Records shown.
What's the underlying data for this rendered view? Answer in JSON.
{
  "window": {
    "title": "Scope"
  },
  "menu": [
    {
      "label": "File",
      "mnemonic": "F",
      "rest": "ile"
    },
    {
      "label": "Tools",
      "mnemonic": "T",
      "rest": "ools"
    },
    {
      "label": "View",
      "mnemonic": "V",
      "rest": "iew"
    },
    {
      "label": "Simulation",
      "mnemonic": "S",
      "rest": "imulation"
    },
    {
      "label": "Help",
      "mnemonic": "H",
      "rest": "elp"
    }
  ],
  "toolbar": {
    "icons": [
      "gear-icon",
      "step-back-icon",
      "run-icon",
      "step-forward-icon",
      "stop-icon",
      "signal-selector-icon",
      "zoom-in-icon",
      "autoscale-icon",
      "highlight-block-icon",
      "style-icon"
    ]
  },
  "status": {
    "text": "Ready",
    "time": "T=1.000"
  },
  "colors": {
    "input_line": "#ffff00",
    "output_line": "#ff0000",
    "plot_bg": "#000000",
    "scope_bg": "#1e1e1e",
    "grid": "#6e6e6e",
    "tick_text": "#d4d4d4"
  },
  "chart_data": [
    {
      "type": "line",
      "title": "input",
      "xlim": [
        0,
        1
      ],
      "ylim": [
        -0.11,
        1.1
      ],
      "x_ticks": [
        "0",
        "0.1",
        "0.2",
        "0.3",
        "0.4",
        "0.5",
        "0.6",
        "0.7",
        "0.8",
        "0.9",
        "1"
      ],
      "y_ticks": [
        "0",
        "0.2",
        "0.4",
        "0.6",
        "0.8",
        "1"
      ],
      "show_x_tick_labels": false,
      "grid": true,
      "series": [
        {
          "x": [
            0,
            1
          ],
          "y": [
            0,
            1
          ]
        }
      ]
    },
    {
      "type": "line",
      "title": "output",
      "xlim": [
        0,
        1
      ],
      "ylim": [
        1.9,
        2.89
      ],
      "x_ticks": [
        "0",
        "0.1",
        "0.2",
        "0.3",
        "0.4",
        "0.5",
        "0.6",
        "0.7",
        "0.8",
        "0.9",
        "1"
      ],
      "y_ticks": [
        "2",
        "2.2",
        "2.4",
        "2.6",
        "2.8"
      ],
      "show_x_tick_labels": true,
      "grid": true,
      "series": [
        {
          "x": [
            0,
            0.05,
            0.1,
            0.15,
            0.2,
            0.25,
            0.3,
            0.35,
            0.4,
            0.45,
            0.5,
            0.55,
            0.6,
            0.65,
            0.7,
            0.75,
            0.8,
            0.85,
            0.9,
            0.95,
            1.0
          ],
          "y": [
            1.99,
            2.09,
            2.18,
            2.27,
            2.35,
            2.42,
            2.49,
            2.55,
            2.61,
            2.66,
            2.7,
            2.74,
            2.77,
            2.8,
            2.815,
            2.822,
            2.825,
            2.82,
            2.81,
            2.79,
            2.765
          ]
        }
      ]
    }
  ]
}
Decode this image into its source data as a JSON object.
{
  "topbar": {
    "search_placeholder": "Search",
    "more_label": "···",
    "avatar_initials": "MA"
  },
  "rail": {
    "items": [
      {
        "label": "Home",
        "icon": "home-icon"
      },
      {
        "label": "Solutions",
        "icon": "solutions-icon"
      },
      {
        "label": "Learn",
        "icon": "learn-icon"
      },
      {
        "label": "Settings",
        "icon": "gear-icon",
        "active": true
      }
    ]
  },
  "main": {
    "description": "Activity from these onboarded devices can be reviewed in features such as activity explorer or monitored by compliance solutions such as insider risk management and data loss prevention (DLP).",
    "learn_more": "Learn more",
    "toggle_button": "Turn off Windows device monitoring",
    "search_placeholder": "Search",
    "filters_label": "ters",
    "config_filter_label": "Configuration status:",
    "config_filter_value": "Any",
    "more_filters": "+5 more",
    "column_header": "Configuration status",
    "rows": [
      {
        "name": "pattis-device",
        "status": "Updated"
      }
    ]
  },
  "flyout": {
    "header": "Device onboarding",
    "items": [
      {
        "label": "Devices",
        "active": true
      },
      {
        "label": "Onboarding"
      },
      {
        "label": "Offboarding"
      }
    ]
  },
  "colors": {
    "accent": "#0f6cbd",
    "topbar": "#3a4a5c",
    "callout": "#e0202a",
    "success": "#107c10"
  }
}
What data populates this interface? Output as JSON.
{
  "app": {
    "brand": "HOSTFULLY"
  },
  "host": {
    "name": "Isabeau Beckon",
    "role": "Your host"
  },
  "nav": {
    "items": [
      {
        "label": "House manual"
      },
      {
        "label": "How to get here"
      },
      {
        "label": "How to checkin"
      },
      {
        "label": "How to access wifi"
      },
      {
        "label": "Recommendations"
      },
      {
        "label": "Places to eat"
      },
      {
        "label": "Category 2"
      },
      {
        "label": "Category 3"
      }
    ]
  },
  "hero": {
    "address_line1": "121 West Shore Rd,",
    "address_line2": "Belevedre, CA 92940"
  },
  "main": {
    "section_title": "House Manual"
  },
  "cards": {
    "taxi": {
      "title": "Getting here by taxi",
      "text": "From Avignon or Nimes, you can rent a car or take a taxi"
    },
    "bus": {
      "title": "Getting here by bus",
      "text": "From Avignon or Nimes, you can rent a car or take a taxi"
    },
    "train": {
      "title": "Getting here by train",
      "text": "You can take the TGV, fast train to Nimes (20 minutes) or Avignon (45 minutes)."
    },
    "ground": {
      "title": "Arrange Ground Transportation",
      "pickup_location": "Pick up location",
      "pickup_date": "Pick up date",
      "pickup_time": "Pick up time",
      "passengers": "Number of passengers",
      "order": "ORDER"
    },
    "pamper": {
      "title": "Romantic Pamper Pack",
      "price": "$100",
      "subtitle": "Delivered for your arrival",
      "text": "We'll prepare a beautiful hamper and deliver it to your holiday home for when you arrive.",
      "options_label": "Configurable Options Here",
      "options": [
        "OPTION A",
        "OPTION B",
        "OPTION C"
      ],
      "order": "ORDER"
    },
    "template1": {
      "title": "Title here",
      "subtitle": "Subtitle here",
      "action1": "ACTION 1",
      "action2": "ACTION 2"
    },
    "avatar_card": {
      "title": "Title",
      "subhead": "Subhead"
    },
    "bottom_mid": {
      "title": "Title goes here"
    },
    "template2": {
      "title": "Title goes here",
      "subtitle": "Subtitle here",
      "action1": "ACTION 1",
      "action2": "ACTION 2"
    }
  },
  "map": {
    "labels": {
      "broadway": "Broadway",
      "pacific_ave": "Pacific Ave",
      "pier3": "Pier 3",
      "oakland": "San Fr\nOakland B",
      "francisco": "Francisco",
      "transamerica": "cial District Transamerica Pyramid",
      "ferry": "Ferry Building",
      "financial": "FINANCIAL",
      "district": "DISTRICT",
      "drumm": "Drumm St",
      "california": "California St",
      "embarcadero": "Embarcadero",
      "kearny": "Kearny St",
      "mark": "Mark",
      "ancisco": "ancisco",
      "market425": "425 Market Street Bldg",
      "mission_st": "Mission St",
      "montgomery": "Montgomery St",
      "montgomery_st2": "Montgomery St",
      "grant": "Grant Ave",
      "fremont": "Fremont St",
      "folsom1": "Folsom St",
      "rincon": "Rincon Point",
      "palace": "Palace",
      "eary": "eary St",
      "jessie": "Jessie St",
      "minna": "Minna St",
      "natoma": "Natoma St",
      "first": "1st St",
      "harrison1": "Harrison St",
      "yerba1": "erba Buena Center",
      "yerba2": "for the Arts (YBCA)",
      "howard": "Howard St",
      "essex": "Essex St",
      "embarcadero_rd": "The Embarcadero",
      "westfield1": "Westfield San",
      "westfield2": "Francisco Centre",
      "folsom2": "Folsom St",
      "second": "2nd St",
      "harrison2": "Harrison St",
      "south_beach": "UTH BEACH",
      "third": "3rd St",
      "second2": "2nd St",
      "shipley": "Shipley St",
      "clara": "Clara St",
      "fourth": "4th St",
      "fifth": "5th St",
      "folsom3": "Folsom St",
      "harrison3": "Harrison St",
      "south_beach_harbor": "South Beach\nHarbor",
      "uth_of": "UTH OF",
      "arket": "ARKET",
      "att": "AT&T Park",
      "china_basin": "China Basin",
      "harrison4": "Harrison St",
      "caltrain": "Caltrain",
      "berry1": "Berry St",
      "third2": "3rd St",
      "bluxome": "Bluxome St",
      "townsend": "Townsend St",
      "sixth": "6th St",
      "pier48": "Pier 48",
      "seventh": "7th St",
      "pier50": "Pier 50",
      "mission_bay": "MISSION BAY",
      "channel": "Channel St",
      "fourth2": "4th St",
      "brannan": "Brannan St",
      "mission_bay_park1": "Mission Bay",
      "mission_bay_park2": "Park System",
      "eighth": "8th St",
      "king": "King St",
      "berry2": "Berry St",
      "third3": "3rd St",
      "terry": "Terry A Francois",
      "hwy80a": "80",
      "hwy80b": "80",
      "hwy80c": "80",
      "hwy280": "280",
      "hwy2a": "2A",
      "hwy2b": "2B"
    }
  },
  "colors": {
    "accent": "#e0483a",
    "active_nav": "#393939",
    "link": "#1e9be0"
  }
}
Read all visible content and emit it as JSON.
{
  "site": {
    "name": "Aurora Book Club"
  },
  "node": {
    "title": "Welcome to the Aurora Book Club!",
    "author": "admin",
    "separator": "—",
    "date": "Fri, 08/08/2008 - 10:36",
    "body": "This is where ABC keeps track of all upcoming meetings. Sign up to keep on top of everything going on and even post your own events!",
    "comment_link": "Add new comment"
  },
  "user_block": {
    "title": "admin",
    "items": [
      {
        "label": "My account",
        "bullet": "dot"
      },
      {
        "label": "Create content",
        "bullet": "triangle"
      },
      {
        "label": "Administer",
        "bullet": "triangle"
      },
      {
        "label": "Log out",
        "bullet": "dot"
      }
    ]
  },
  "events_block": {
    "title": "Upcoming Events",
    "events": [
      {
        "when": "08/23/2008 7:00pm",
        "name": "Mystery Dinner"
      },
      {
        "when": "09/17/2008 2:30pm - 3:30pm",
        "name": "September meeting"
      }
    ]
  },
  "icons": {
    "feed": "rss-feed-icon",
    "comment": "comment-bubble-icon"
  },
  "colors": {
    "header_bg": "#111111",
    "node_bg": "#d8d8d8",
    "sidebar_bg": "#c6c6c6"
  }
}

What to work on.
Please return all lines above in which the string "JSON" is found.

Answer box.
What's the underlying data for this rendered view? Answer in JSON.
Decode this image into its source data as a JSON object.
What data populates this interface? Output as JSON.
Read all visible content and emit it as JSON.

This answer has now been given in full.